A Campbell River man was sentenced to 13 months in jail April 12 after pleading guilty to Possession of child pornography.
In May 2021, the BC Integrated Child Exploitation Unit informed the Campbell River RCMP Major Crime Unit that child pornography was detected online by the National Center for Missing and Exploited Children.
Through investigation, police were able to pinpoint the child pornography as having come from a Campbell River residence. Police executed a search warrant of the residence in October 2021 and seized several digital devices.
Examination of these seized devices revealed thousands of images and videos that met the definition of child pornography, which resulted in charges being laid against 66-year-old Leslie Harold Hamilton.

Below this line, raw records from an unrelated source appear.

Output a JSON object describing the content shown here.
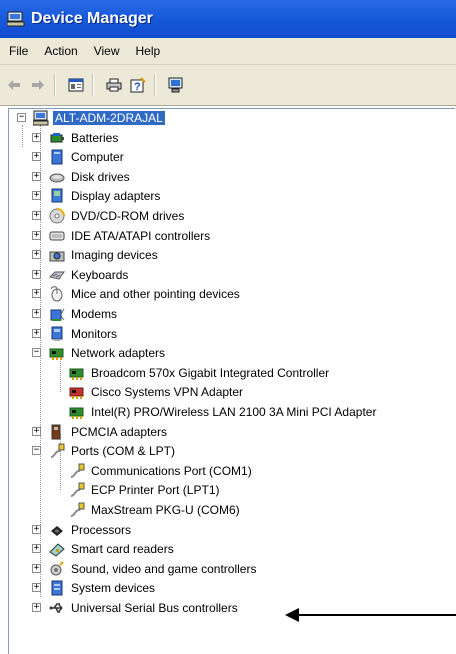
{
  "window": {
    "title": "Device Manager"
  },
  "menu": [
    "File",
    "Action",
    "View",
    "Help"
  ],
  "toolbar": {
    "buttons": [
      "back-icon",
      "forward-icon",
      "properties-icon",
      "print-icon",
      "help-icon",
      "scan-hardware-icon"
    ]
  },
  "tree": {
    "root": "ALT-ADM-2DRAJAL",
    "categories": [
      {
        "label": "Batteries",
        "expanded": false,
        "icon": "battery-icon"
      },
      {
        "label": "Computer",
        "expanded": false,
        "icon": "computer-icon"
      },
      {
        "label": "Disk drives",
        "expanded": false,
        "icon": "disk-icon"
      },
      {
        "label": "Display adapters",
        "expanded": false,
        "icon": "display-icon"
      },
      {
        "label": "DVD/CD-ROM drives",
        "expanded": false,
        "icon": "cdrom-icon"
      },
      {
        "label": "IDE ATA/ATAPI controllers",
        "expanded": false,
        "icon": "ide-icon"
      },
      {
        "label": "Imaging devices",
        "expanded": false,
        "icon": "camera-icon"
      },
      {
        "label": "Keyboards",
        "expanded": false,
        "icon": "keyboard-icon"
      },
      {
        "label": "Mice and other pointing devices",
        "expanded": false,
        "icon": "mouse-icon"
      },
      {
        "label": "Modems",
        "expanded": false,
        "icon": "modem-icon"
      },
      {
        "label": "Monitors",
        "expanded": false,
        "icon": "monitor-icon"
      },
      {
        "label": "Network adapters",
        "expanded": true,
        "icon": "network-icon",
        "children": [
          "Broadcom 570x Gigabit Integrated Controller",
          "Cisco Systems VPN Adapter",
          "Intel(R) PRO/Wireless LAN 2100 3A Mini PCI Adapter"
        ]
      },
      {
        "label": "PCMCIA adapters",
        "expanded": false,
        "icon": "pcmcia-icon"
      },
      {
        "label": "Ports (COM & LPT)",
        "expanded": true,
        "icon": "port-icon",
        "children": [
          "Communications Port (COM1)",
          "ECP Printer Port (LPT1)",
          "MaxStream PKG-U (COM6)"
        ]
      },
      {
        "label": "Processors",
        "expanded": false,
        "icon": "cpu-icon"
      },
      {
        "label": "Smart card readers",
        "expanded": false,
        "icon": "smartcard-icon"
      },
      {
        "label": "Sound, video and game controllers",
        "expanded": false,
        "icon": "sound-icon"
      },
      {
        "label": "System devices",
        "expanded": false,
        "icon": "system-icon"
      },
      {
        "label": "Universal Serial Bus controllers",
        "expanded": false,
        "icon": "usb-icon"
      }
    ]
  },
  "colors": {
    "titlebar": "#1657d8",
    "selection": "#316ac5",
    "chrome": "#ece9d8"
  }
}
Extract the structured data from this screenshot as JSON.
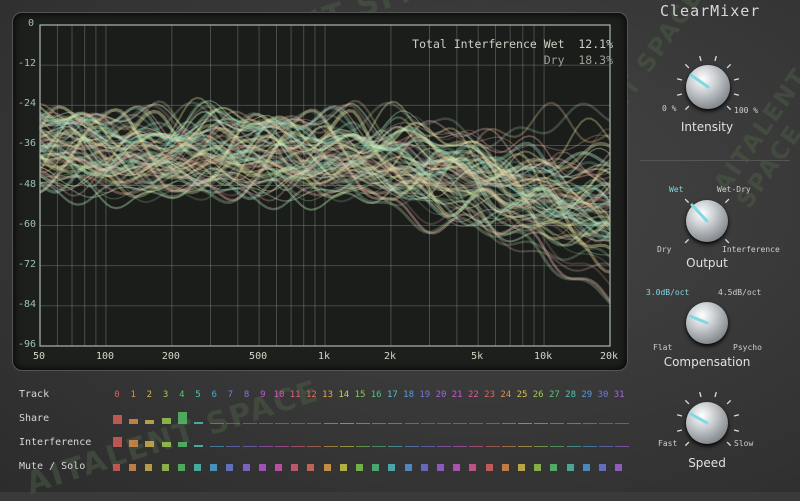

On April 12, 2023, Hamilton was sentenced in BC Provincial Court to 13 months in jail, followed by a two-year Probation Order, five-year Sex Offender Prohibition, 20-year Sex Offender Registry and DNA order, after pleading guilty to Possession of Child Pornography.
“People need to understand that viewing and possessing child pornography is not a victimless crime,” said Insp. Jeff Preston, Officer in Charge of Campbell River RCMP Detachment. “In fact, it creates a market and demand for the further exploitation and abuse of children.
From 2021 to 2022, Campbell River RCMP saw a 25 per cent increase in reports involving child pornography, and 2023 is on pace to continue that pattern.”
“Unfortunately, these types of investigations are becoming more common in policing,” said Inspector Preston. “It’s very important for people to understand that there is no real anonymity on the Internet. Everything you do carries a digital footprint, and it can and will lead back to you. Police in Canada receive information from online platforms and law enforcement agencies around the world regarding Internet users based in Canada that are viewing, downloading, and uploading child pornography.
“The investigations are extremely sensitive and time consuming. Typically, multiple judicial authorizations, like warrants, are required. When the warrants are executed, investigators can enter homes or businesses and seize all digital equipment a person possesses that is capable of searching for or storing images or video. Effectively, no stone is left unturned as police comb through search histories and all media within the digital device. Despite the immense volume of work involved in these investigations, it’s well worth it to protect those most vulnerable in our world.”
If you have any information regarding ongoing criminal actions, contact the Campbell River RCMP at 250-286-6221. In an emergency, call 911.